== Segment start ==

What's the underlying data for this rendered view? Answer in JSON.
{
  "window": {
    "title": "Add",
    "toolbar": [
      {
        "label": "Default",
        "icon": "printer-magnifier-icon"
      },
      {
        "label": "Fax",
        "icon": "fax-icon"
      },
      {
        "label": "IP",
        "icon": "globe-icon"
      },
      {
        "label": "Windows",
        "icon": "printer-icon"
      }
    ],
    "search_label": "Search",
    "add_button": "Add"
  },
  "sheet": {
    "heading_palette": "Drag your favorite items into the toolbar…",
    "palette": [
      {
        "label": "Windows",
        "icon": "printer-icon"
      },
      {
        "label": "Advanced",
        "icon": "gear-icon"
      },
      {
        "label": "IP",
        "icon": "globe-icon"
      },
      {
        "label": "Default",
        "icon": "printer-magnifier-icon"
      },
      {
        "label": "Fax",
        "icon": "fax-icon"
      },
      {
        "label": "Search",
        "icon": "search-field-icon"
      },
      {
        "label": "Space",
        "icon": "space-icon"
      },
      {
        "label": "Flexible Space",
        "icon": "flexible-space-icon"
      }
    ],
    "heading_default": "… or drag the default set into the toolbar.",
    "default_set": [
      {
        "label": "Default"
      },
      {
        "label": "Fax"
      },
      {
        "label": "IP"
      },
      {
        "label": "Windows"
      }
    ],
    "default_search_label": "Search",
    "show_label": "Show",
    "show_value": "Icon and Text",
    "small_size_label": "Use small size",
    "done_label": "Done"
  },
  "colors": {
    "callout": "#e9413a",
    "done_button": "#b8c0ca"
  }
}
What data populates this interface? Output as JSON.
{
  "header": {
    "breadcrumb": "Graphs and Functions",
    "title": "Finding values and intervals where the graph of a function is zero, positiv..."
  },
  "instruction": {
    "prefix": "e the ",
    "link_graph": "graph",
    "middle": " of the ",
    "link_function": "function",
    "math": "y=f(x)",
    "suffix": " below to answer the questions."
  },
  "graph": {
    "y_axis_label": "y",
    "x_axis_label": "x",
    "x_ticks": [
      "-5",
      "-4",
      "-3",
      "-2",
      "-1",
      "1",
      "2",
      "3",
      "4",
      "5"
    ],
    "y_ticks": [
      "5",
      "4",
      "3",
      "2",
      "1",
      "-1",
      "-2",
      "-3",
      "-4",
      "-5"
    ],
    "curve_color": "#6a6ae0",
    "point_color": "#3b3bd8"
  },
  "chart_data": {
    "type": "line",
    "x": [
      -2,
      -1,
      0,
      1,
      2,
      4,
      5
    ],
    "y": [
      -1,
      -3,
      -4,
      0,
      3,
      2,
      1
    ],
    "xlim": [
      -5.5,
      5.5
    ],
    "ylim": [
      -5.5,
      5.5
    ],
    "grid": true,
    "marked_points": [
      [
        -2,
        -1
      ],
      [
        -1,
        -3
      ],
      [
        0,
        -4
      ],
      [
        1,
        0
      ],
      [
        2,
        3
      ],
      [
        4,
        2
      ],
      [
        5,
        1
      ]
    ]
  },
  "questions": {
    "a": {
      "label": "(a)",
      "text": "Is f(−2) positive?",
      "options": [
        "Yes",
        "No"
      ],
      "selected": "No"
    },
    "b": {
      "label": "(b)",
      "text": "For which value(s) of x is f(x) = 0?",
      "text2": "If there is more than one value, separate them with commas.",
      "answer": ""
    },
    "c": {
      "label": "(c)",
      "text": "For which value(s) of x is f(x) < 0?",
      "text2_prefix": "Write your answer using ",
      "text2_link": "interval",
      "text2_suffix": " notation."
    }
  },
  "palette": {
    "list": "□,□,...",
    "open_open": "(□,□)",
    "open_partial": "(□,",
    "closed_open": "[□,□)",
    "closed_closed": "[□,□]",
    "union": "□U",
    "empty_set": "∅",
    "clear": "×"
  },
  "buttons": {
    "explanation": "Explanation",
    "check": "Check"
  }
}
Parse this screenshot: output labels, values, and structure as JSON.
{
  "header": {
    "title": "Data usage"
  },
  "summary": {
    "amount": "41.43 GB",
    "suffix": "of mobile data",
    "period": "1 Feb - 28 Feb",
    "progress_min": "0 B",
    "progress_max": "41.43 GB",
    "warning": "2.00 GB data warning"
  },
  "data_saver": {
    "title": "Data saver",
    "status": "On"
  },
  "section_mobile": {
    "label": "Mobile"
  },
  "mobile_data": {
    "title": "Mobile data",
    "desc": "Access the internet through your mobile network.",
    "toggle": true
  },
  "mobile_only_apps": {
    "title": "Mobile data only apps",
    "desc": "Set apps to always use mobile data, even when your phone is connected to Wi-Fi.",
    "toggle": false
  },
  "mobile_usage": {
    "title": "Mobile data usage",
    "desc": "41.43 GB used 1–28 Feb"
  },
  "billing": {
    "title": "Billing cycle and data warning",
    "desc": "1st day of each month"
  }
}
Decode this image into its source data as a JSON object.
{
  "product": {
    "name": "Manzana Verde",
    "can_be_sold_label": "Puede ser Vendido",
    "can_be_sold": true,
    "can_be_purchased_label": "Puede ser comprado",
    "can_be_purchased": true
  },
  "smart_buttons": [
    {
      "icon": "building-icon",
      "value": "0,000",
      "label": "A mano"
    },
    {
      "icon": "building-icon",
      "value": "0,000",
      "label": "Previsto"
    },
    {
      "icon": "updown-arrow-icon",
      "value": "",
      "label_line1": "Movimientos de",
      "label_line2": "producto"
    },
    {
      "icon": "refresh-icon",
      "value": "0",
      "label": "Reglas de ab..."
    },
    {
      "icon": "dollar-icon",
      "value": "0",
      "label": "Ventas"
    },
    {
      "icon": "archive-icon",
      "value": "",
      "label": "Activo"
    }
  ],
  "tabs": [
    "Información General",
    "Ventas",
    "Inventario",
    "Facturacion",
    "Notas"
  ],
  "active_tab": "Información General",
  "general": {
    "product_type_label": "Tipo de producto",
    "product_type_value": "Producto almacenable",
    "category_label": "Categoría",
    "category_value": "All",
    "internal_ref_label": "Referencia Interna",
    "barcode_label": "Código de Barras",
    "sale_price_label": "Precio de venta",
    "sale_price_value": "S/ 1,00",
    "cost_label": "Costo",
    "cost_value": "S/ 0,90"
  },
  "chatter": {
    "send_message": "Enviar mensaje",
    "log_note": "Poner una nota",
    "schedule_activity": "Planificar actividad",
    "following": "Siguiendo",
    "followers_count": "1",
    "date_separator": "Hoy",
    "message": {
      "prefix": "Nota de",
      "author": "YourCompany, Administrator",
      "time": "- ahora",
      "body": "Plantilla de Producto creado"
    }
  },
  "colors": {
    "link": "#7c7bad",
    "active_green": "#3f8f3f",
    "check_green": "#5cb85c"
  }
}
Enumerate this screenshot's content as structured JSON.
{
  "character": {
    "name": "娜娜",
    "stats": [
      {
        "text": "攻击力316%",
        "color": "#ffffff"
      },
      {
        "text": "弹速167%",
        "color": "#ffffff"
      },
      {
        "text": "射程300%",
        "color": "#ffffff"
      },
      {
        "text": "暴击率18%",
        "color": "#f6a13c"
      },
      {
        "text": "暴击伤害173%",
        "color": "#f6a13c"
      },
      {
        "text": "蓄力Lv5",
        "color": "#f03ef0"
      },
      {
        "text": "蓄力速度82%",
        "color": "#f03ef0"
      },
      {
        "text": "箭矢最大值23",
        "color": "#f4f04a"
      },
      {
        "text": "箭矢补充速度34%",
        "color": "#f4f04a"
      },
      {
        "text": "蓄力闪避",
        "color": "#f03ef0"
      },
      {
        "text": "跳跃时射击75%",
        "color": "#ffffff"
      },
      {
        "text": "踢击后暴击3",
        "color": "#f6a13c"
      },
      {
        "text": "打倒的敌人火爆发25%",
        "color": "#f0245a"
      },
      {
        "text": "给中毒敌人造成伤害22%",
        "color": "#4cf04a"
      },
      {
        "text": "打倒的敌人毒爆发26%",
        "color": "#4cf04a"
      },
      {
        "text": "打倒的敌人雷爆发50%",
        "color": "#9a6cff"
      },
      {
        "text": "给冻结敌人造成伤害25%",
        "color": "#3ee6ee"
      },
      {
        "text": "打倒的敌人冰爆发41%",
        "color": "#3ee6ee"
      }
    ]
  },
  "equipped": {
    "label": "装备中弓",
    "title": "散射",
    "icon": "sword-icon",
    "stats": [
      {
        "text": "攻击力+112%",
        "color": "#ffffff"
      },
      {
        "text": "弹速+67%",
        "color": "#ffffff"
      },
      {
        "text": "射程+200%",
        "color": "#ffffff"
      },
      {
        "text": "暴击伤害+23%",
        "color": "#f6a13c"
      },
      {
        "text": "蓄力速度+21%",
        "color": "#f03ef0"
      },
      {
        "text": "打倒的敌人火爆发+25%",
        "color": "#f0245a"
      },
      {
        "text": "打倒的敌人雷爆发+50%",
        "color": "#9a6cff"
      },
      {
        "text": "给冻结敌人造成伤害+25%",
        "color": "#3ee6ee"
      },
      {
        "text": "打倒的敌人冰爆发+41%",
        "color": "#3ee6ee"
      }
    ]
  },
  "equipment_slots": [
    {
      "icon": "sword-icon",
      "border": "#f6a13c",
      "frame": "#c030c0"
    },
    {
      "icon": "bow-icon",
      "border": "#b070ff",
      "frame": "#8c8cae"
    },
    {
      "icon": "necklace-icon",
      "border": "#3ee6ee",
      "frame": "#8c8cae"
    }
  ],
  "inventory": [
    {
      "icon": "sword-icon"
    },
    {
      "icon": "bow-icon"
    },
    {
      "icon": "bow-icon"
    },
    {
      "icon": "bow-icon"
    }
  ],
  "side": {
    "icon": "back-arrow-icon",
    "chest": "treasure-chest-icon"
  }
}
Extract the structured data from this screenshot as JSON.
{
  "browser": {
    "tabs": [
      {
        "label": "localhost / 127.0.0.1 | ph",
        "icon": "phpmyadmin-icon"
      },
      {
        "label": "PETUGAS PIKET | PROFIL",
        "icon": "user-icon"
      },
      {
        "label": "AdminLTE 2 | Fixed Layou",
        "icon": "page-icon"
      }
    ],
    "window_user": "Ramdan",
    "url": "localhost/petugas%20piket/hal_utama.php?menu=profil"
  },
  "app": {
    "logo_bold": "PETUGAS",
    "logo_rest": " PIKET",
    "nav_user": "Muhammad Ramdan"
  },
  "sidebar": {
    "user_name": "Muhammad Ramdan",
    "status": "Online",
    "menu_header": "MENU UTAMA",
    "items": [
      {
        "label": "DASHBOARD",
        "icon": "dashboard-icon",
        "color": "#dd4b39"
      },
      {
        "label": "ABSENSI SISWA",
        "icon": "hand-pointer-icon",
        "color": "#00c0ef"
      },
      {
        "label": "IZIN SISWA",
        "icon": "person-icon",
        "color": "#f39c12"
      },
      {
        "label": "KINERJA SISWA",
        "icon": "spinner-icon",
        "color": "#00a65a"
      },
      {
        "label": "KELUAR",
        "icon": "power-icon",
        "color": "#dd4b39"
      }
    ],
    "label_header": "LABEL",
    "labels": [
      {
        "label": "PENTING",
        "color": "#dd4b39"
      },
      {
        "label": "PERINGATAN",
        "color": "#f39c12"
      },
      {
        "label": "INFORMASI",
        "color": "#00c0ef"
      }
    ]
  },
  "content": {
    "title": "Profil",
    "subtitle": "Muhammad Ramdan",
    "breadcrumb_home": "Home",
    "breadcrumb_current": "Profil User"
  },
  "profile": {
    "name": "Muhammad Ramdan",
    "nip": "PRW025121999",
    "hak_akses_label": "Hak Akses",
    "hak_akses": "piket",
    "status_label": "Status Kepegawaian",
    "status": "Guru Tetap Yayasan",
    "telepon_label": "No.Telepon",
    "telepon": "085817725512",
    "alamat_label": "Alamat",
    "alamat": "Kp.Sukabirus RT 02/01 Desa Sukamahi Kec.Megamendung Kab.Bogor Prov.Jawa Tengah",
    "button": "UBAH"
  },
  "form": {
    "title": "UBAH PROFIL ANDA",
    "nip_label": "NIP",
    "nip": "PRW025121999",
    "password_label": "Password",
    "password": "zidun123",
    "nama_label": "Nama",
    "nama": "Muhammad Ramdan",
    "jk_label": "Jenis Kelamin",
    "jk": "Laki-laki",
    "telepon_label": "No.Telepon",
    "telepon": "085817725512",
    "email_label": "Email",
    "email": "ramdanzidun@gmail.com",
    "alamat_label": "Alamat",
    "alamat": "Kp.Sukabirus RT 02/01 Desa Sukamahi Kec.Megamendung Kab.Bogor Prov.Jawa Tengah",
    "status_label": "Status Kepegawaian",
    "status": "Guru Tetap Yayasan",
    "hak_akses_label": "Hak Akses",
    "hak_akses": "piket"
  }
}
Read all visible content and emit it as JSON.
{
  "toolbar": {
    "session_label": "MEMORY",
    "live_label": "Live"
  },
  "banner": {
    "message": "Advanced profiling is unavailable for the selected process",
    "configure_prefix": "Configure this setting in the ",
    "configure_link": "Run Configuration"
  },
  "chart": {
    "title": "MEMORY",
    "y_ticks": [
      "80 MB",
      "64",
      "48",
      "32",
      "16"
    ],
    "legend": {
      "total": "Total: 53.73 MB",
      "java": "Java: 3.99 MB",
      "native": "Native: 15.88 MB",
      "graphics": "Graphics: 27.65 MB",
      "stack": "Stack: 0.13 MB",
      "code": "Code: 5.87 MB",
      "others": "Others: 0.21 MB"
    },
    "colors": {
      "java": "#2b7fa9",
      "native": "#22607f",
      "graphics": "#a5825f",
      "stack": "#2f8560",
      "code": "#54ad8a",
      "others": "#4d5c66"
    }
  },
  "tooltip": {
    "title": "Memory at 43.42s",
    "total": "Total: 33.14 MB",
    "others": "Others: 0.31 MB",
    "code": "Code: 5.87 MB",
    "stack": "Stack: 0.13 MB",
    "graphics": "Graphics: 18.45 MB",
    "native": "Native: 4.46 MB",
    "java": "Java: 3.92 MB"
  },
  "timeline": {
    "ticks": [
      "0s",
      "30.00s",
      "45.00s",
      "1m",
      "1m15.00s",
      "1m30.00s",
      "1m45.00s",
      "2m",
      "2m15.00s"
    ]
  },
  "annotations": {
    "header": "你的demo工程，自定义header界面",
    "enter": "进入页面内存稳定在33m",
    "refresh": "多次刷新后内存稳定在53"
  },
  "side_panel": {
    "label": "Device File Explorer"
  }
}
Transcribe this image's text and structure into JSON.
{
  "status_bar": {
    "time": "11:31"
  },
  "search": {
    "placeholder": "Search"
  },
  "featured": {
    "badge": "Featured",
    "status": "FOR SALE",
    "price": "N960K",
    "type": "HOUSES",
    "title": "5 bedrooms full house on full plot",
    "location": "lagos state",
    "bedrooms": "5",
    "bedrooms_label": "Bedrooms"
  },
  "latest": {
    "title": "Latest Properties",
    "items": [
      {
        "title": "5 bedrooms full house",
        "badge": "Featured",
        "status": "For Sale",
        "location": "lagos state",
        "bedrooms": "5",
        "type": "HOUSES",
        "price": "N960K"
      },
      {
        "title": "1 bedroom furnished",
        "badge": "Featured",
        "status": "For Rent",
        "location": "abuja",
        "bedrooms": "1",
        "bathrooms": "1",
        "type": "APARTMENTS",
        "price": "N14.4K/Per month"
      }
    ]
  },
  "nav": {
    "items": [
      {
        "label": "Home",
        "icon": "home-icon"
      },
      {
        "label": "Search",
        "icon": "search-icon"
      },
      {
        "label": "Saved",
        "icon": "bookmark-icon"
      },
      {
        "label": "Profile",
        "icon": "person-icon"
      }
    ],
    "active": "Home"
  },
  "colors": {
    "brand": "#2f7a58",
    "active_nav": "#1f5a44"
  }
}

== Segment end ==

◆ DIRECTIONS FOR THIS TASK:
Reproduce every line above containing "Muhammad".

◆ ANSWER SPACE:
    "nav_user": "Muhammad Ramdan"
    "user_name": "Muhammad Ramdan",
    "subtitle": "Muhammad Ramdan",
    "name": "Muhammad Ramdan",
    "nama": "Muhammad Ramdan",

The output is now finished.